Explains the background, context and operation of the Cranfield University Library BIODOC Research Project which explores key issues in the access versus journal holdings debate. Hopes to test whether an access model of provision in certain circumstances provides more cost effective and appropriate information support than the traditional in‐house collection. The project involves the cancellation of all the library journal subscriptions for the Biotechnology Centre and their replacement by the UnCover Reveal current contents service and as document supply from a number of sources. Describes the factors such as rising periodical costs, availability of new electronic document delivery services, increasing use of e‐mail by academics that led to the experiment; and the reasons for the selection of the Biotechnology Centre as an appropriate partner. Describes the project management and everyday operation of the project and the design of the project to include data collection for evaluation.

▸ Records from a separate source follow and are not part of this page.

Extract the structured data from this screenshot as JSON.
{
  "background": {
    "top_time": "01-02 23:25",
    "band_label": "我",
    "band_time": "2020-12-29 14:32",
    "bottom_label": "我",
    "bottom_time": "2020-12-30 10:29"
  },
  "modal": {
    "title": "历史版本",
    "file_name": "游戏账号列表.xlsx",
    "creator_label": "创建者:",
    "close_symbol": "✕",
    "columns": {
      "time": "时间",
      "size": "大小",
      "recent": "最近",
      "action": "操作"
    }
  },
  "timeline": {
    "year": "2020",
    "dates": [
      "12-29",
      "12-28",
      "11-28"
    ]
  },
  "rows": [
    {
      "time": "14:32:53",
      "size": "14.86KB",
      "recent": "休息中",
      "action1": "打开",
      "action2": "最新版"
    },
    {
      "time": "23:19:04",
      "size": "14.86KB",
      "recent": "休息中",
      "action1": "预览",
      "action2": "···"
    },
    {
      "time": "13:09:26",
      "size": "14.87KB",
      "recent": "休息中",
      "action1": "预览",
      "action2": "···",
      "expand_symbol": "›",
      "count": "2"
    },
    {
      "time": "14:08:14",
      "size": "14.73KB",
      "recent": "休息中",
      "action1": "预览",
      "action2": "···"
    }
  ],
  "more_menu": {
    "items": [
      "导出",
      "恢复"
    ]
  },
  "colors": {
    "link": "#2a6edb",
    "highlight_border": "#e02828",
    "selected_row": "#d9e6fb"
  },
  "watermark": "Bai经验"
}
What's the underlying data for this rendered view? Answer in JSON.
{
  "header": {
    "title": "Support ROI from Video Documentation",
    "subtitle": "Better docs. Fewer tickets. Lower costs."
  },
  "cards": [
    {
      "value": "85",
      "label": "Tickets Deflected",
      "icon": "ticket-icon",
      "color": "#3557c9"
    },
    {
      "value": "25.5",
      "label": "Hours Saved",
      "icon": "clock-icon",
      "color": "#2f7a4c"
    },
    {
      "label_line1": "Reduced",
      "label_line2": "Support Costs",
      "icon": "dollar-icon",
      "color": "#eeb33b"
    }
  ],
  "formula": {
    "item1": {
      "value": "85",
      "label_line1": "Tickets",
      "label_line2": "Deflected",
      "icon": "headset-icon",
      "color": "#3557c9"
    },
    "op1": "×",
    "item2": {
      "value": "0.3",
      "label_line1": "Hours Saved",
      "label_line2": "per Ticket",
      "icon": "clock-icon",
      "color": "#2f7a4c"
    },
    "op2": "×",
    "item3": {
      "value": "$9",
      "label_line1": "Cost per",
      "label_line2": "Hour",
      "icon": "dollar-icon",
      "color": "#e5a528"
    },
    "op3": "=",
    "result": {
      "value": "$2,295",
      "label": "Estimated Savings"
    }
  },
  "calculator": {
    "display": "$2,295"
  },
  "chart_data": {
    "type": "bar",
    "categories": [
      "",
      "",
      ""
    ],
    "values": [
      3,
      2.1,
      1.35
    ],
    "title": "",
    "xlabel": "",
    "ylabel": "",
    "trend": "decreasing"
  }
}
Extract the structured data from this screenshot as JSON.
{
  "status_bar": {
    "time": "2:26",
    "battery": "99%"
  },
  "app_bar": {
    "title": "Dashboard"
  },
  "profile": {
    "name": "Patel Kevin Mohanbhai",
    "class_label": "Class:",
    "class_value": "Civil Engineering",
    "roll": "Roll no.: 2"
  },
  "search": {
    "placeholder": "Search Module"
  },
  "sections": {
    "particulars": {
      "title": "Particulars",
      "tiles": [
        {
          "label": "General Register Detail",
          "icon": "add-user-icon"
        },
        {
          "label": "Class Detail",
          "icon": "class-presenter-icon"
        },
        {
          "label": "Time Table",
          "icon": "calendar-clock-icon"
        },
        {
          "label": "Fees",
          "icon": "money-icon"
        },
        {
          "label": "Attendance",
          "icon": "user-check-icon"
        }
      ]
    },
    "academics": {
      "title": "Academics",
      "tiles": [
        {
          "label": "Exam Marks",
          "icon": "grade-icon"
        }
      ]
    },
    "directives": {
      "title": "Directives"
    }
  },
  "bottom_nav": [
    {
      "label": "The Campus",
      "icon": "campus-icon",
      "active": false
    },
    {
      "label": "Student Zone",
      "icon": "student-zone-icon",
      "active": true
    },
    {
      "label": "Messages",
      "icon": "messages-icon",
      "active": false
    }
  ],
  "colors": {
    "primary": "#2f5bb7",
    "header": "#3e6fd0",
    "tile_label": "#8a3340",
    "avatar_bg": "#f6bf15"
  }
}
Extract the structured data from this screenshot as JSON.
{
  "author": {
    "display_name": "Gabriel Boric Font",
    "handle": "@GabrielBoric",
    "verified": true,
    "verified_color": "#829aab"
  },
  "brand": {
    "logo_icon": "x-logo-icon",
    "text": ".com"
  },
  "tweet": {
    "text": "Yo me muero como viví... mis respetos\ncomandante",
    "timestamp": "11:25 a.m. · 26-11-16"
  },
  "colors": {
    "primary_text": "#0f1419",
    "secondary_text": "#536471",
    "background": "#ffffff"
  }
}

Includes consideration of the issue of copyright.
Discusses the basic concepts of intellectual property, particularly as applied to patents; explains the monopoly granted to inventors in return for disclosing details of their inventions in applications for patent specifications. Expands on the problems such a system presents to the inventor, with comments on decisions the inventor must take on whether to patent his invention, and if so, where, and how the procedures should be approached. Presents a brief history of patents, with an explanation of what can and what cannot be patented under the Patents Act 1977. Notes arrangements for protection outside the UK ‐ through the European Patent Office, and other countries of the world. Discusses the main factors which affect the information value of patents, and comments on the major patent information tools ‐ printed, CD‐ROM and databases. Concludes with a brief discussion on the growing impact of the Internet and the World Wide Web, suggesting that such developments might increase the use of the valuable information contained in patent documentation.